→ **GIVEN RECORDS**:
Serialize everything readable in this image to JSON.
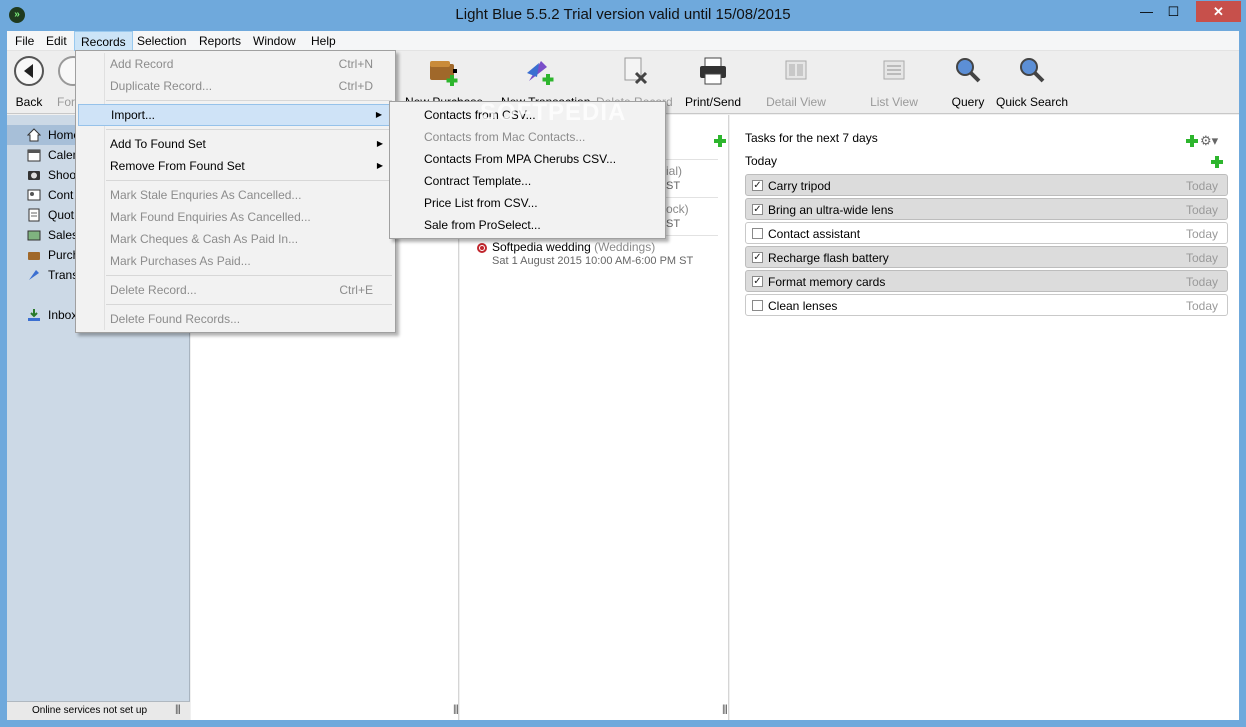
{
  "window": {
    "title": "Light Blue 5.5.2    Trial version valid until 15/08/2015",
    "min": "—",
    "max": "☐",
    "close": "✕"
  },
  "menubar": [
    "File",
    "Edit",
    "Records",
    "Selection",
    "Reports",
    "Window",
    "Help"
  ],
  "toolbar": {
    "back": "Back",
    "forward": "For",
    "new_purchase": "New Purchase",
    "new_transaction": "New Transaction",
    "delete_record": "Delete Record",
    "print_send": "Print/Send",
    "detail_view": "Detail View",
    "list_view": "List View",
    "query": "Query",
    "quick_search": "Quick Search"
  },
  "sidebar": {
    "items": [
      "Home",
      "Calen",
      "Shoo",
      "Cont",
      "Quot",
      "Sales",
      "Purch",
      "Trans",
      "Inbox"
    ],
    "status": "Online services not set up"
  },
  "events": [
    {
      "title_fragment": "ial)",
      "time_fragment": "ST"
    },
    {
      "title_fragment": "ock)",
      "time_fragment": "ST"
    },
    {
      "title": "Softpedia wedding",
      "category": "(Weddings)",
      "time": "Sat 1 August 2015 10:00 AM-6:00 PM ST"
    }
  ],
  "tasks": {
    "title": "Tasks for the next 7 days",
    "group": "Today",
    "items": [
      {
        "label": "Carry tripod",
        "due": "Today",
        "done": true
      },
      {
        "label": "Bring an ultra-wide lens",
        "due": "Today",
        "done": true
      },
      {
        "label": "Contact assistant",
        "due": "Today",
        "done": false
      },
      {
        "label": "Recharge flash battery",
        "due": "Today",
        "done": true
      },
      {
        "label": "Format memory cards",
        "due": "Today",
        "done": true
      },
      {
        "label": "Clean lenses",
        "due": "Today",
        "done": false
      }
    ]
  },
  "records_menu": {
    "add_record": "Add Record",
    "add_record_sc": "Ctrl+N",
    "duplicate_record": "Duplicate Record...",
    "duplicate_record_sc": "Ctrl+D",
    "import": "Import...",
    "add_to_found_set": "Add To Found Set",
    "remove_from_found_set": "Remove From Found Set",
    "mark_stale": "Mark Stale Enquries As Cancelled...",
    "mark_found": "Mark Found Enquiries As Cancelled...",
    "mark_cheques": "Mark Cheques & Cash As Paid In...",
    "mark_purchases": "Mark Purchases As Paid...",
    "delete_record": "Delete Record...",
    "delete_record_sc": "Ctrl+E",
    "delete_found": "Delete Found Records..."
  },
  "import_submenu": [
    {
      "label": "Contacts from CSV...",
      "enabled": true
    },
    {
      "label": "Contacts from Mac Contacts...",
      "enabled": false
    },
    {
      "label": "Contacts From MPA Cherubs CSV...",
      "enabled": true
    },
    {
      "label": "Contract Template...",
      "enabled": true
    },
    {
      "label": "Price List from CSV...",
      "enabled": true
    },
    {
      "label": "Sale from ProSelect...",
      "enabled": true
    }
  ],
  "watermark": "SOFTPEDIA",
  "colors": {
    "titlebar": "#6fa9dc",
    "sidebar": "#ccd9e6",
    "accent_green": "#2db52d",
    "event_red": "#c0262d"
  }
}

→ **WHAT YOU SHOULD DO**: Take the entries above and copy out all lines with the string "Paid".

→ **ANSWER AREA**:
    "mark_cheques": "Mark Cheques & Cash As Paid In...",
    "mark_purchases": "Mark Purchases As Paid...",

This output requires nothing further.